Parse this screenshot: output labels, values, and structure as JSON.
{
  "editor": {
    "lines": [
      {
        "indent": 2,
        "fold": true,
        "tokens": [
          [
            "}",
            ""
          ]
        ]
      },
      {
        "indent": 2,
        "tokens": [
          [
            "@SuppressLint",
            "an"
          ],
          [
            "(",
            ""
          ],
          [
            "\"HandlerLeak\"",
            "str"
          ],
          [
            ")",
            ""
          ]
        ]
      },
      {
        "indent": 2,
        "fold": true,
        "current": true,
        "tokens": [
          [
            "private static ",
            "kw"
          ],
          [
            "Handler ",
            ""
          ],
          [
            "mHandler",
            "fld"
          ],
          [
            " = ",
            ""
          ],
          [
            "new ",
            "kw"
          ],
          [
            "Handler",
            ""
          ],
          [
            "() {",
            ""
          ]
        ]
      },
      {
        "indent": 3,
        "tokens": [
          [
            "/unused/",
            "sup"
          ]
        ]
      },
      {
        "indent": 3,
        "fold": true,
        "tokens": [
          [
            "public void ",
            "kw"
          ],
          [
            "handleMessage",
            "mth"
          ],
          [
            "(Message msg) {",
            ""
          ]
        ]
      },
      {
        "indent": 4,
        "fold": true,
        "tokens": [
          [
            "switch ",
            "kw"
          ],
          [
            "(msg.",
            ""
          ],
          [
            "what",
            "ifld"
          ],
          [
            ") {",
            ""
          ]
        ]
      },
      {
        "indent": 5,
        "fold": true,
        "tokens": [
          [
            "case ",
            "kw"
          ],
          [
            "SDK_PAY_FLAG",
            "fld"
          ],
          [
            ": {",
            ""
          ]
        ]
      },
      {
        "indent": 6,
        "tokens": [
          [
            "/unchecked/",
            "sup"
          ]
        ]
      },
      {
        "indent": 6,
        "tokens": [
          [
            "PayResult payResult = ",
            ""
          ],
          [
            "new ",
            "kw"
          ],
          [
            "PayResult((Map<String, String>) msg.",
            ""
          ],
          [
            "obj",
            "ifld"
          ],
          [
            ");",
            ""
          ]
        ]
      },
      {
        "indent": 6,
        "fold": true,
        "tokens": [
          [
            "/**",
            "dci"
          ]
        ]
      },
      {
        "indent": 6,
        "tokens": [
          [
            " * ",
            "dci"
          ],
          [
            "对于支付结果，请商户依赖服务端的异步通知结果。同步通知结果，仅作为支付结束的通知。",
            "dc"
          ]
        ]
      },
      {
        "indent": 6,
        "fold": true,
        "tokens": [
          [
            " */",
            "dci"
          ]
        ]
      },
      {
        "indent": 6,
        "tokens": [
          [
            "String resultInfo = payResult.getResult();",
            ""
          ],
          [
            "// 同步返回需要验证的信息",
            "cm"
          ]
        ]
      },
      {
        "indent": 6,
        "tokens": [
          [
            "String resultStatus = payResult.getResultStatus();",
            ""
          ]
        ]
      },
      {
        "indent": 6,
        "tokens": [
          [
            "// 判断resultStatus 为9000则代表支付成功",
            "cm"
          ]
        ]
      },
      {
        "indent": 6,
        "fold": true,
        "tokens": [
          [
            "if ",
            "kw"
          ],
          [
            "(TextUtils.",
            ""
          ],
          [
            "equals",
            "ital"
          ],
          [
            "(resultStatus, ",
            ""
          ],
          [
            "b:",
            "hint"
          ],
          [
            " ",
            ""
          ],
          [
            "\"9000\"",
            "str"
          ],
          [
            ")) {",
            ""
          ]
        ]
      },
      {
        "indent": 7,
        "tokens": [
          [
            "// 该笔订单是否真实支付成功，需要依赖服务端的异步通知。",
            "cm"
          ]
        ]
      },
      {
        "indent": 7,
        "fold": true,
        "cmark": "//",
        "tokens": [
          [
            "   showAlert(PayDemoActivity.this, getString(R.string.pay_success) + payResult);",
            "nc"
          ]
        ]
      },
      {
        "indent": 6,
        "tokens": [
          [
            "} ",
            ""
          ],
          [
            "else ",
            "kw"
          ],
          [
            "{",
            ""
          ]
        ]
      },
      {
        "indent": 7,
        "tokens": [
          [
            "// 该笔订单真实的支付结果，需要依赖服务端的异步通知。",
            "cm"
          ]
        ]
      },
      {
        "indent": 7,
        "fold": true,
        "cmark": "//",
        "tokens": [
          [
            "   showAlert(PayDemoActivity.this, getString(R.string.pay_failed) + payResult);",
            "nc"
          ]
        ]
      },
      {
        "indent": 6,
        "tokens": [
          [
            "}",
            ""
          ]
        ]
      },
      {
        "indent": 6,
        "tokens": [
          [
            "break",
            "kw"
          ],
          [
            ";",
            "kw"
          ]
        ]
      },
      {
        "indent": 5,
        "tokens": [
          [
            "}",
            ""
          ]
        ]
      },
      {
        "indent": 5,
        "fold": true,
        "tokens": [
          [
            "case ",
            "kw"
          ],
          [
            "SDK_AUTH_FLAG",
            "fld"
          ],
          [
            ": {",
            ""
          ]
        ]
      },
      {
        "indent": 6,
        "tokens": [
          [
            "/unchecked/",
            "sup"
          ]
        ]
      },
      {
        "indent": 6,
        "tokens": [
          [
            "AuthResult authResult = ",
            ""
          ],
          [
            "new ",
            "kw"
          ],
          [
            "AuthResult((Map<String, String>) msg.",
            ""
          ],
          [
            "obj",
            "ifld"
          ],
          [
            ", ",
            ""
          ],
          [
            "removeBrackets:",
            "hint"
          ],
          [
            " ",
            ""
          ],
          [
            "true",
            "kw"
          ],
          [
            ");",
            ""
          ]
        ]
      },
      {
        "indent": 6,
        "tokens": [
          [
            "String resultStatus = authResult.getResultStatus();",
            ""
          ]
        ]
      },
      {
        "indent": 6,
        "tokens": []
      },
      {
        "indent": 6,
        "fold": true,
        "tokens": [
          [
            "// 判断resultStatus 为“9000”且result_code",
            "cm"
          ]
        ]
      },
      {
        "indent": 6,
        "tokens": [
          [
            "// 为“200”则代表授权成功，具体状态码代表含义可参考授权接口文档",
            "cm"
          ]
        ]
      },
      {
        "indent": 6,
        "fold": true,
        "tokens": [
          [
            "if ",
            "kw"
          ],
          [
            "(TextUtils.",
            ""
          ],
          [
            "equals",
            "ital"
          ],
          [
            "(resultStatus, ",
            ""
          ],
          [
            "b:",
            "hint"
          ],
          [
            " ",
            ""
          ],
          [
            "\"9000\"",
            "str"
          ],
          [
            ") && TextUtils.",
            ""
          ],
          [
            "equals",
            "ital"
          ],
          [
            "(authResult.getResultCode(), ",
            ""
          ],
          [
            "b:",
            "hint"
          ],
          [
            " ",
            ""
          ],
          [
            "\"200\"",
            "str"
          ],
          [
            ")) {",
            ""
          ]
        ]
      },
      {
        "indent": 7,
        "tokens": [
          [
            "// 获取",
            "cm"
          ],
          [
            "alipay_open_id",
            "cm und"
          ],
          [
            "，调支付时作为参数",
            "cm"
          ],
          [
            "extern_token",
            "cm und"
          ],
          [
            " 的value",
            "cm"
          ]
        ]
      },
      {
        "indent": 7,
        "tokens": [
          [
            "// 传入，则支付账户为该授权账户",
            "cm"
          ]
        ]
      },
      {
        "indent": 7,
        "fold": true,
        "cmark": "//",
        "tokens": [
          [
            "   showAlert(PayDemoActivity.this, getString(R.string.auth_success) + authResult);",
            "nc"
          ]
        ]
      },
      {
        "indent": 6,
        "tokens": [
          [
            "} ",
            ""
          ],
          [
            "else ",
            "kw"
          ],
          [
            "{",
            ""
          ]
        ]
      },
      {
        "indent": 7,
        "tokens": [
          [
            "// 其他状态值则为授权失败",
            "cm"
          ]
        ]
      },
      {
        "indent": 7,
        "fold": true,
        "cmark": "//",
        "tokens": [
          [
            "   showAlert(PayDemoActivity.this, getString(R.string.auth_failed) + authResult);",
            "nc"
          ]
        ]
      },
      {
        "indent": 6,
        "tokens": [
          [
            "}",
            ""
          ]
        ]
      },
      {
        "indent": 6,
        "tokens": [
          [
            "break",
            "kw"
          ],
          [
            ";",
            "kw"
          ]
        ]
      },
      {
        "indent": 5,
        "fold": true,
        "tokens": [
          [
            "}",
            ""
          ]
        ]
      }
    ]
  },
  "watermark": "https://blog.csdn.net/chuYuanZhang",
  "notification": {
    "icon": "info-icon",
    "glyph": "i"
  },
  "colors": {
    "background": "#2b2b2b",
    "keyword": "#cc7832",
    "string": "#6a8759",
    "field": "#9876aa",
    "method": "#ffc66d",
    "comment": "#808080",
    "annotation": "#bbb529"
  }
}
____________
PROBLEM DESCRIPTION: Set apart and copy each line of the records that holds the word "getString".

SOLUTION FOR THIS TASK:
            "   showAlert(PayDemoActivity.this, getString(R.string.pay_success) + payResult);",
            "   showAlert(PayDemoActivity.this, getString(R.string.pay_failed) + payResult);",
            "   showAlert(PayDemoActivity.this, getString(R.string.auth_success) + authResult);",
            "   showAlert(PayDemoActivity.this, getString(R.string.auth_failed) + authResult);",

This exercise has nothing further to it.